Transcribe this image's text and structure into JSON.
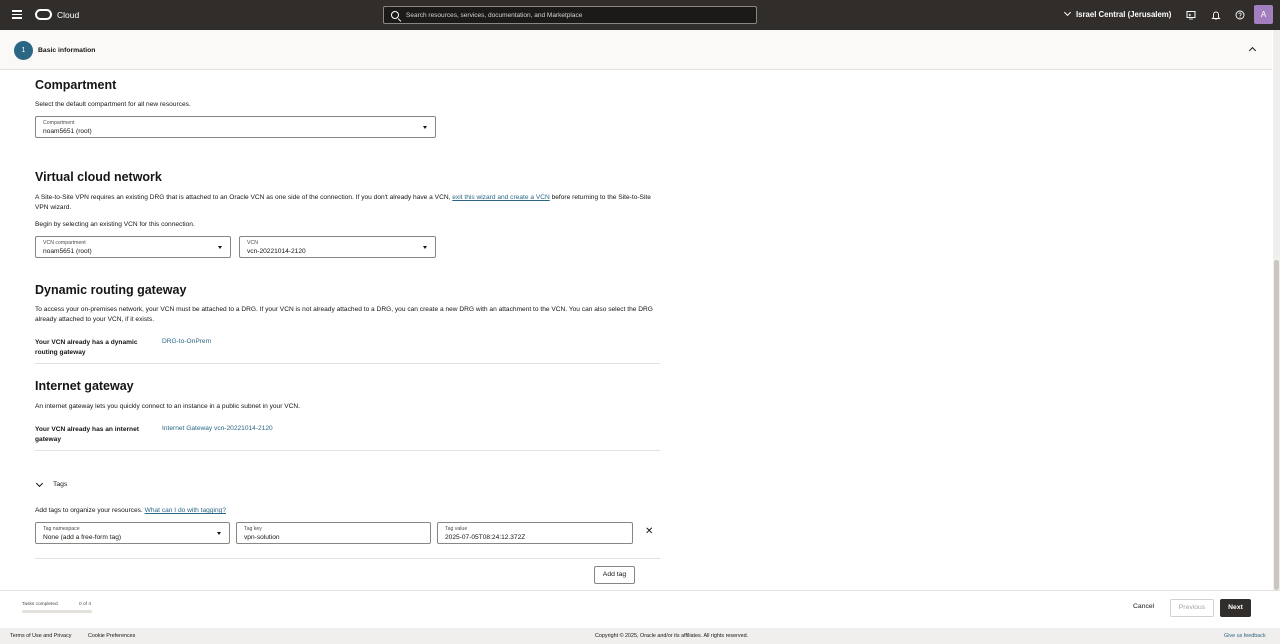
{
  "topbar": {
    "brand": "Cloud",
    "search_placeholder": "Search resources, services, documentation, and Marketplace",
    "region": "Israel Central (Jerusalem)",
    "avatar": "A"
  },
  "step": {
    "number": "1",
    "label": "Basic information"
  },
  "compartment": {
    "title": "Compartment",
    "description": "Select the default compartment for all new resources.",
    "select_label": "Compartment",
    "select_value": "noam5651 (root)"
  },
  "vcn": {
    "title": "Virtual cloud network",
    "desc_pre": "A Site-to-Site VPN requires an existing DRG that is attached to an Oracle VCN as one side of the connection. If you don't already have a VCN,",
    "desc_link": "exit this wizard and create a VCN",
    "desc_post": "before returning to the Site-to-Site VPN wizard.",
    "begin_text": "Begin by selecting an existing VCN for this connection.",
    "compartment_label": "VCN compartment",
    "compartment_value": "noam5651 (root)",
    "vcn_label": "VCN",
    "vcn_value": "vcn-20221014-2120"
  },
  "drg": {
    "title": "Dynamic routing gateway",
    "description": "To access your on-premises network, your VCN must be attached to a DRG. If your VCN is not already attached to a DRG, you can create a new DRG with an attachment to the VCN. You can also select the DRG already attached to your VCN, if it exists.",
    "row_label": "Your VCN already has a dynamic routing gateway",
    "row_value": "DRG-to-OnPrem"
  },
  "igw": {
    "title": "Internet gateway",
    "description": "An internet gateway lets you quickly connect to an instance in a public subnet in your VCN.",
    "row_label": "Your VCN already has an internet gateway",
    "row_value": "Internet Gateway vcn-20221014-2120"
  },
  "tags": {
    "title": "Tags",
    "description": "Add tags to organize your resources.",
    "help_link": "What can I do with tagging?",
    "namespace_label": "Tag namespace",
    "namespace_value": "None (add a free-form tag)",
    "key_label": "Tag key",
    "key_value": "vpn-solution",
    "value_label": "Tag value",
    "value_value": "2025-07-05T08:24:12.372Z",
    "add_button": "Add tag"
  },
  "footer": {
    "tasks_label": "Tasks completed",
    "tasks_count": "0 of 4",
    "progress_fraction": 0,
    "cancel": "Cancel",
    "previous": "Previous",
    "next": "Next"
  },
  "bottom": {
    "terms": "Terms of Use and Privacy",
    "cookies": "Cookie Preferences",
    "copyright": "Copyright © 2025, Oracle and/or its affiliates. All rights reserved.",
    "feedback": "Give us feedback"
  }
}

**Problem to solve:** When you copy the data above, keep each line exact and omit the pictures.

**Completed task:**
Transcribe this image's text and structure into JSON.
{
  "topbar": {
    "brand": "Cloud",
    "search_placeholder": "Search resources, services, documentation, and Marketplace",
    "region": "Israel Central (Jerusalem)",
    "avatar": "A"
  },
  "step": {
    "number": "1",
    "label": "Basic information"
  },
  "compartment": {
    "title": "Compartment",
    "description": "Select the default compartment for all new resources.",
    "select_label": "Compartment",
    "select_value": "noam5651 (root)"
  },
  "vcn": {
    "title": "Virtual cloud network",
    "desc_pre": "A Site-to-Site VPN requires an existing DRG that is attached to an Oracle VCN as one side of the connection. If you don't already have a VCN,",
    "desc_link": "exit this wizard and create a VCN",
    "desc_post": "before returning to the Site-to-Site VPN wizard.",
    "begin_text": "Begin by selecting an existing VCN for this connection.",
    "compartment_label": "VCN compartment",
    "compartment_value": "noam5651 (root)",
    "vcn_label": "VCN",
    "vcn_value": "vcn-20221014-2120"
  },
  "drg": {
    "title": "Dynamic routing gateway",
    "description": "To access your on-premises network, your VCN must be attached to a DRG. If your VCN is not already attached to a DRG, you can create a new DRG with an attachment to the VCN. You can also select the DRG already attached to your VCN, if it exists.",
    "row_label": "Your VCN already has a dynamic routing gateway",
    "row_value": "DRG-to-OnPrem"
  },
  "igw": {
    "title": "Internet gateway",
    "description": "An internet gateway lets you quickly connect to an instance in a public subnet in your VCN.",
    "row_label": "Your VCN already has an internet gateway",
    "row_value": "Internet Gateway vcn-20221014-2120"
  },
  "tags": {
    "title": "Tags",
    "description": "Add tags to organize your resources.",
    "help_link": "What can I do with tagging?",
    "namespace_label": "Tag namespace",
    "namespace_value": "None (add a free-form tag)",
    "key_label": "Tag key",
    "key_value": "vpn-solution",
    "value_label": "Tag value",
    "value_value": "2025-07-05T08:24:12.372Z",
    "add_button": "Add tag"
  },
  "footer": {
    "tasks_label": "Tasks completed",
    "tasks_count": "0 of 4",
    "progress_fraction": 0,
    "cancel": "Cancel",
    "previous": "Previous",
    "next": "Next"
  },
  "bottom": {
    "terms": "Terms of Use and Privacy",
    "cookies": "Cookie Preferences",
    "copyright": "Copyright © 2025, Oracle and/or its affiliates. All rights reserved.",
    "feedback": "Give us feedback"
  }
}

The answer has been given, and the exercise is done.